EPA releases results of BOTE decontamination study

The U.S. Environmental Protection Agency released on Wednesday the results of the Bio-Response Operational Testing and Evaluation project, a multi-year project to evaluate the most effective biological decontaminants.

The project was run by the EPA, along with federal partners, and was established to help create effective emergency response plans in the event of national chemical, radiological and biological emergencies. The project took various decontamination techniques and tested their efficacy during real-life situations.

"The information gained from this project gives communities tested decontamination methods and real world guidance to inform future response efforts," Acting Assistant Administrator of EPA's Office of Research and Development Lek Kadeli said. "Results of this collaborative research effort [are] helping make the United States and our communities more secure, better prepared, and increasingly resilient."

The BOTE study observed the effectiveness, cost and associated clean-up costs of each decontamination method to determine the best methods to use in the event of a chemical, biological or radiological emergency. The study recruited more than 300 participants, including representatives from the National Guard Civil Support Teams and various on-scene coordinators from around the U.S.

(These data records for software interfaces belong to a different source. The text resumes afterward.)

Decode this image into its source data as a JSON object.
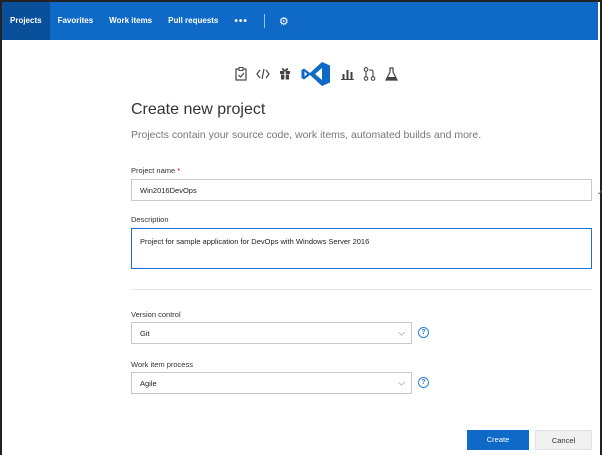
{
  "nav": {
    "items": [
      "Projects",
      "Favorites",
      "Work items",
      "Pull requests"
    ],
    "more": "•••",
    "settings_icon": "gear-icon"
  },
  "toolbar_icons": [
    "clipboard-check-icon",
    "code-icon",
    "gift-icon",
    "visual-studio-logo-icon",
    "chart-bars-icon",
    "pull-request-icon",
    "flask-icon"
  ],
  "form": {
    "title": "Create new project",
    "subtitle": "Projects contain your source code, work items, automated builds and more.",
    "project_name_label": "Project name",
    "required_marker": "*",
    "project_name_value": "Win2016DevOps",
    "description_label": "Description",
    "description_value": "Project for sample application for DevOps with Windows Server 2016",
    "version_control_label": "Version control",
    "version_control_value": "Git",
    "process_label": "Work item process",
    "process_value": "Agile",
    "create_label": "Create",
    "cancel_label": "Cancel"
  },
  "colors": {
    "accent": "#0f6ac7",
    "focus_border": "#1e6fd6",
    "valid": "#4a9a3d"
  }
}
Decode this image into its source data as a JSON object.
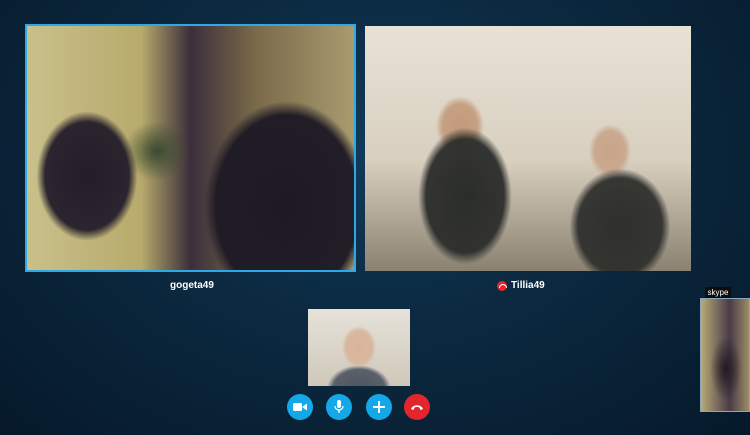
{
  "participants": [
    {
      "name": "gogeta49",
      "status": ""
    },
    {
      "name": "Tillia49",
      "status": "hung-up"
    }
  ],
  "self_view": {
    "label": ""
  },
  "controls": {
    "video": "video-camera-icon",
    "mic": "microphone-icon",
    "add": "plus-icon",
    "end": "end-call-icon"
  },
  "mini_window": {
    "logo": "skype"
  },
  "colors": {
    "accent": "#14a8e8",
    "end_call": "#e2262c",
    "active_border": "#2fa8e6"
  }
}
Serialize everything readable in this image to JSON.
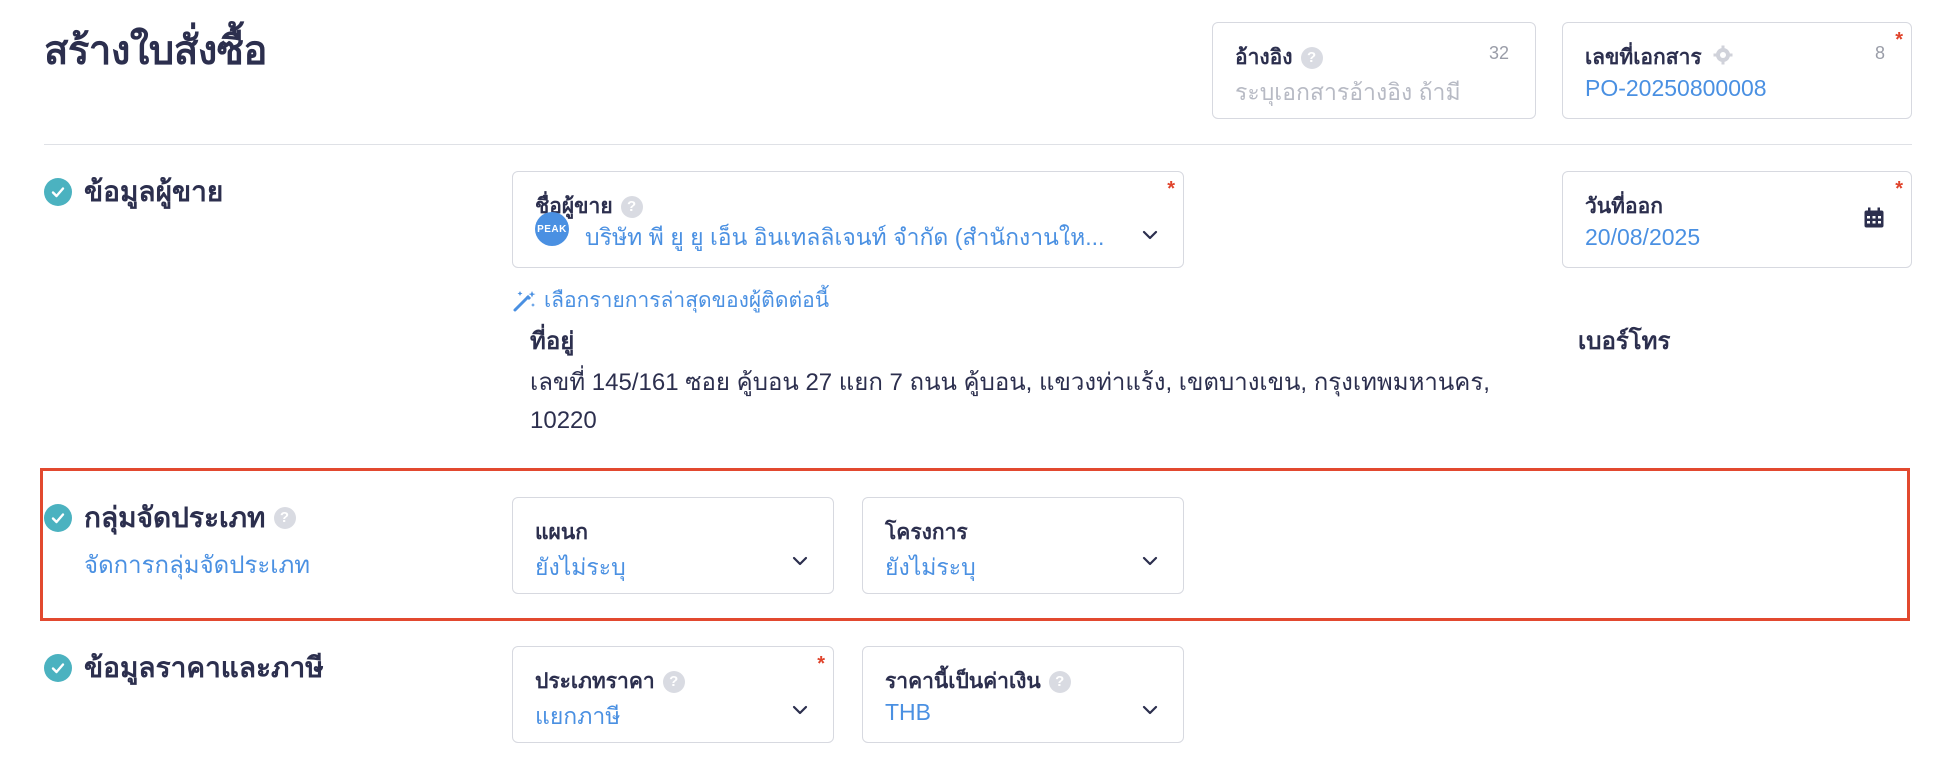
{
  "page": {
    "title": "สร้างใบสั่งซื้อ"
  },
  "reference": {
    "label": "อ้างอิง",
    "help": "?",
    "counter": "32",
    "placeholder": "ระบุเอกสารอ้างอิง ถ้ามี"
  },
  "doc_number": {
    "label": "เลขที่เอกสาร",
    "counter": "8",
    "required": "*",
    "value": "PO-20250800008"
  },
  "vendor_section": {
    "title": "ข้อมูลผู้ขาย",
    "vendor_name": {
      "label": "ชื่อผู้ขาย",
      "help": "?",
      "required": "*",
      "avatar_text": "PEAK",
      "value": "บริษัท พี ยู ยู เอ็น อินเทลลิเจนท์ จำกัด (สำนักงานให..."
    },
    "issue_date": {
      "label": "วันที่ออก",
      "required": "*",
      "value": "20/08/2025"
    },
    "latest_contact_link": "เลือกรายการล่าสุดของผู้ติดต่อนี้",
    "address_label": "ที่อยู่",
    "address_line1": "เลขที่ 145/161 ซอย คู้บอน 27 แยก 7 ถนน คู้บอน, แขวงท่าแร้ง, เขตบางเขน, กรุงเทพมหานคร,",
    "address_line2": "10220",
    "phone_label": "เบอร์โทร"
  },
  "category_section": {
    "title": "กลุ่มจัดประเภท",
    "help": "?",
    "manage_link": "จัดการกลุ่มจัดประเภท",
    "department": {
      "label": "แผนก",
      "value": "ยังไม่ระบุ"
    },
    "project": {
      "label": "โครงการ",
      "value": "ยังไม่ระบุ"
    },
    "highlight_color": "#e2492f"
  },
  "price_section": {
    "title": "ข้อมูลราคาและภาษี",
    "price_type": {
      "label": "ประเภทราคา",
      "help": "?",
      "required": "*",
      "value": "แยกภาษี"
    },
    "currency": {
      "label": "ราคานี้เป็นค่าเงิน",
      "help": "?",
      "value": "THB"
    }
  },
  "colors": {
    "accent": "#4a90e2",
    "check": "#4bb2c0",
    "required": "#e0442c"
  }
}
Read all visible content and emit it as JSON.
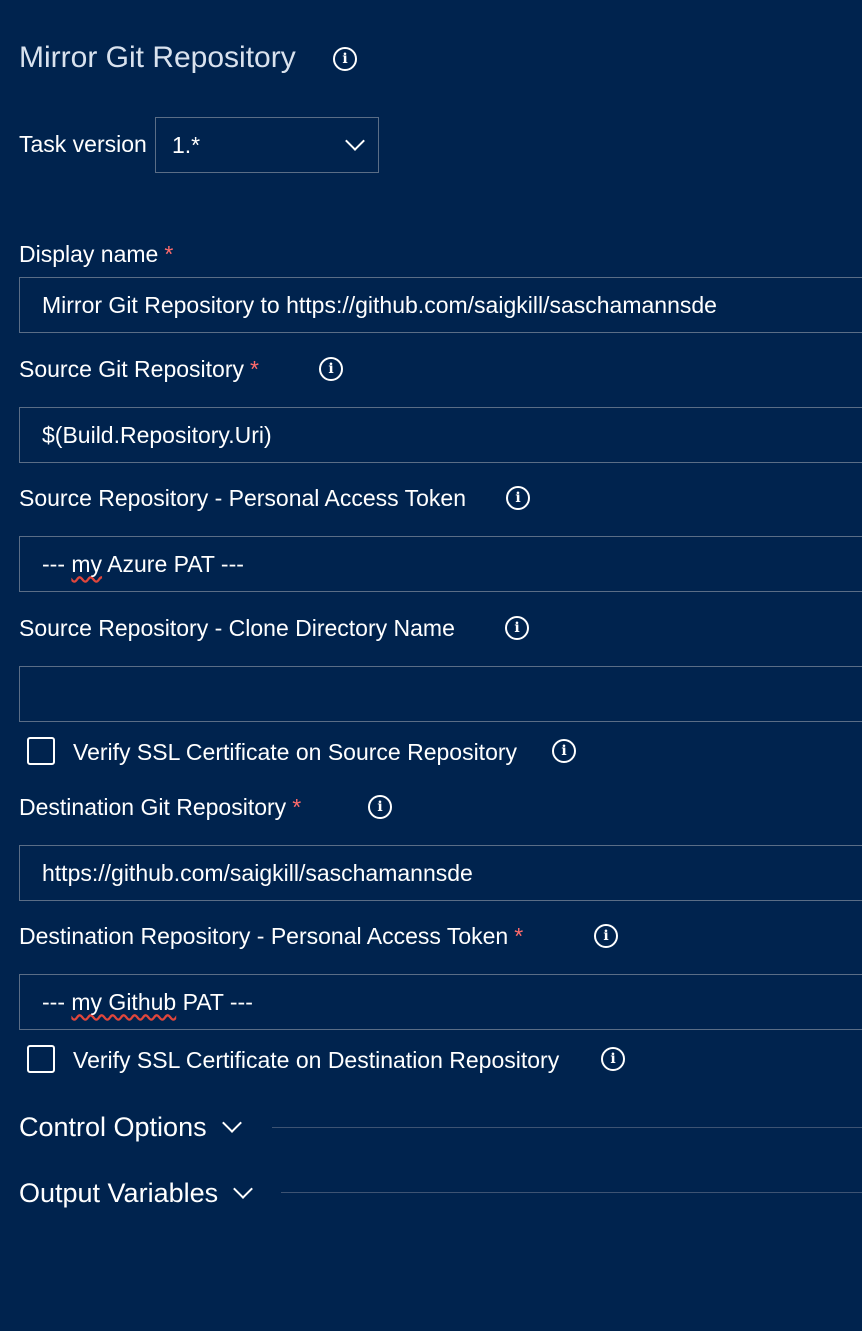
{
  "header": {
    "title": "Mirror Git Repository",
    "info_icon": "info-icon"
  },
  "task_version": {
    "label": "Task version",
    "selected": "1.*"
  },
  "fields": {
    "display_name": {
      "label": "Display name",
      "required": "*",
      "value": "Mirror Git Repository to https://github.com/saigkill/saschamannsde"
    },
    "source_repo": {
      "label": "Source Git Repository",
      "required": "*",
      "value": "$(Build.Repository.Uri)"
    },
    "source_pat": {
      "label": "Source Repository - Personal Access Token",
      "value_prefix": "--- ",
      "value_spell": "my",
      "value_suffix": " Azure PAT ---"
    },
    "source_clone_dir": {
      "label": "Source Repository - Clone Directory Name",
      "value": ""
    },
    "verify_ssl_source": {
      "label": "Verify SSL Certificate on Source Repository",
      "checked": false
    },
    "destination_repo": {
      "label": "Destination Git Repository",
      "required": "*",
      "value": "https://github.com/saigkill/saschamannsde"
    },
    "destination_pat": {
      "label": "Destination Repository - Personal Access Token",
      "required": "*",
      "value_prefix": "--- ",
      "value_spell": "my Github",
      "value_suffix": " PAT ---"
    },
    "verify_ssl_destination": {
      "label": "Verify SSL Certificate on Destination Repository",
      "checked": false
    }
  },
  "sections": {
    "control_options": "Control Options",
    "output_variables": "Output Variables"
  },
  "colors": {
    "background": "#00234e",
    "required": "#ff6b6b",
    "border": "#5a6d86"
  }
}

The findings have already been incorporated into national decontamination guides, including decontamination procedures that were used during the 2013 ricin incidents. The results of the study will be used by a number of national response teams, including waste managers, on-scene coordinators and state and local leaders.